◆ TASK PROMPT ◆
Look below. Copy each line that has "videos" in it.
══ MATERIAL FOR THIS TASK ══
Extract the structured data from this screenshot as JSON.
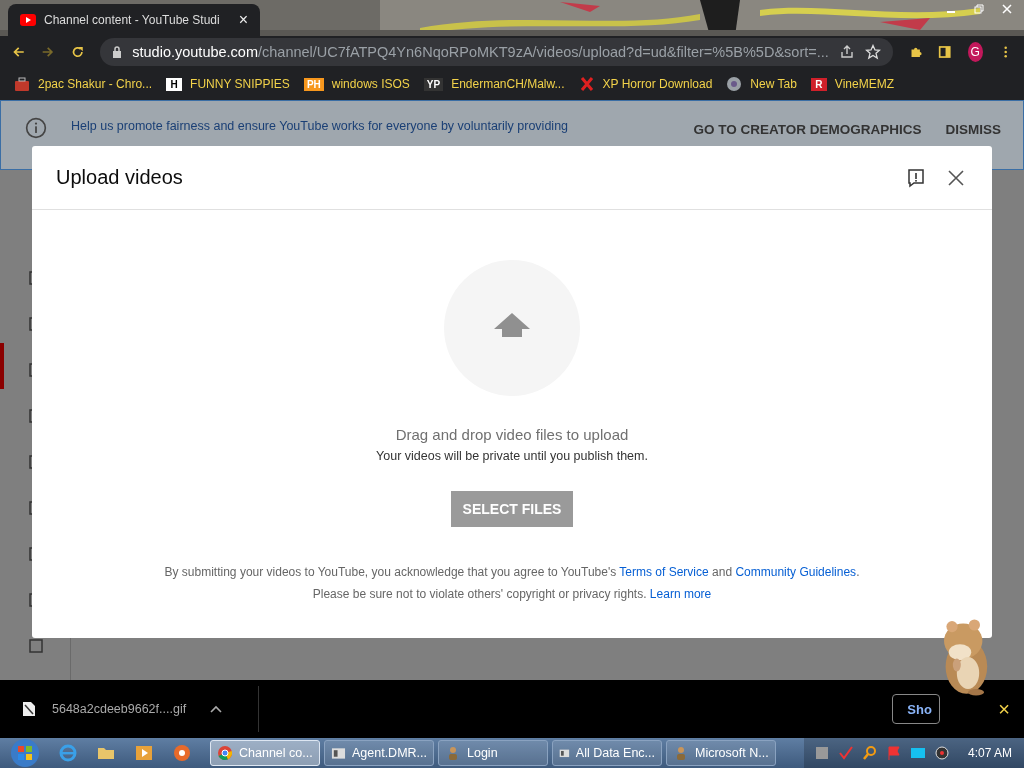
{
  "browser": {
    "tab": {
      "title": "Channel content - YouTube Studi",
      "close": "×"
    },
    "address": {
      "domain": "studio.youtube.com",
      "path": "/channel/UC7fATPQ4Yn6NqoRPoMKT9zA/videos/upload?d=ud&filter=%5B%5D&sort=..."
    },
    "avatar": "G",
    "bookmarks": [
      {
        "label": "2pac Shakur - Chro...",
        "kind": "bag",
        "color": "#c0392b"
      },
      {
        "label": "FUNNY SNIPPIES",
        "kind": "letter",
        "badge": "H",
        "color": "#ffffff"
      },
      {
        "label": "windows ISOS",
        "kind": "letter",
        "badge": "PH",
        "color": "#f7971d"
      },
      {
        "label": "EndermanCH/Malw...",
        "kind": "letter",
        "badge": "YP",
        "color": "#333333"
      },
      {
        "label": "XP Horror Download",
        "kind": "x",
        "color": "#e02020"
      },
      {
        "label": "New Tab",
        "kind": "globe",
        "color": "#9aa0a6"
      },
      {
        "label": "VineMEMZ",
        "kind": "letter",
        "badge": "R",
        "color": "#d0202a"
      }
    ]
  },
  "banner": {
    "text": "Help us promote fairness and ensure YouTube works for everyone by voluntarily providing",
    "actions": [
      "GO TO CREATOR DEMOGRAPHICS",
      "DISMISS"
    ]
  },
  "dialog": {
    "title": "Upload videos",
    "heading": "Drag and drop video files to upload",
    "subtext": "Your videos will be private until you publish them.",
    "button": {
      "label": "SELECT FILES",
      "disabled": true
    },
    "legal": [
      [
        {
          "kind": "text",
          "text": "By submitting your videos to YouTube, you acknowledge that you agree to YouTube's "
        },
        {
          "kind": "link",
          "text": "Terms of Service"
        },
        {
          "kind": "text",
          "text": " and "
        },
        {
          "kind": "link",
          "text": "Community Guidelines"
        },
        {
          "kind": "text",
          "text": "."
        }
      ],
      [
        {
          "kind": "text",
          "text": "Please be sure not to violate others' copyright or privacy rights. "
        },
        {
          "kind": "link",
          "text": "Learn more"
        }
      ]
    ]
  },
  "download": {
    "filename": "5648a2cdeeb9662f....gif",
    "show_button": "Sho",
    "close": "×"
  },
  "taskbar": {
    "tasks": [
      {
        "label": "Channel co...",
        "selected": true,
        "kind": "chrome"
      },
      {
        "label": "Agent.DMR...",
        "selected": false,
        "kind": "window"
      },
      {
        "label": "Login",
        "selected": false,
        "kind": "figure"
      },
      {
        "label": "All Data Enc...",
        "selected": false,
        "kind": "window"
      },
      {
        "label": "Microsoft N...",
        "selected": false,
        "kind": "figure"
      }
    ],
    "clock": "4:07 AM"
  }
}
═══
◆ RESPONSE ◆
      "path": "/channel/UC7fATPQ4Yn6NqoRPoMKT9zA/videos/upload?d=ud&filter=%5B%5D&sort=..."
    "title": "Upload videos",
    "subtext": "Your videos will be private until you publish them.",
          "text": "By submitting your videos to YouTube, you acknowledge that you agree to YouTube's "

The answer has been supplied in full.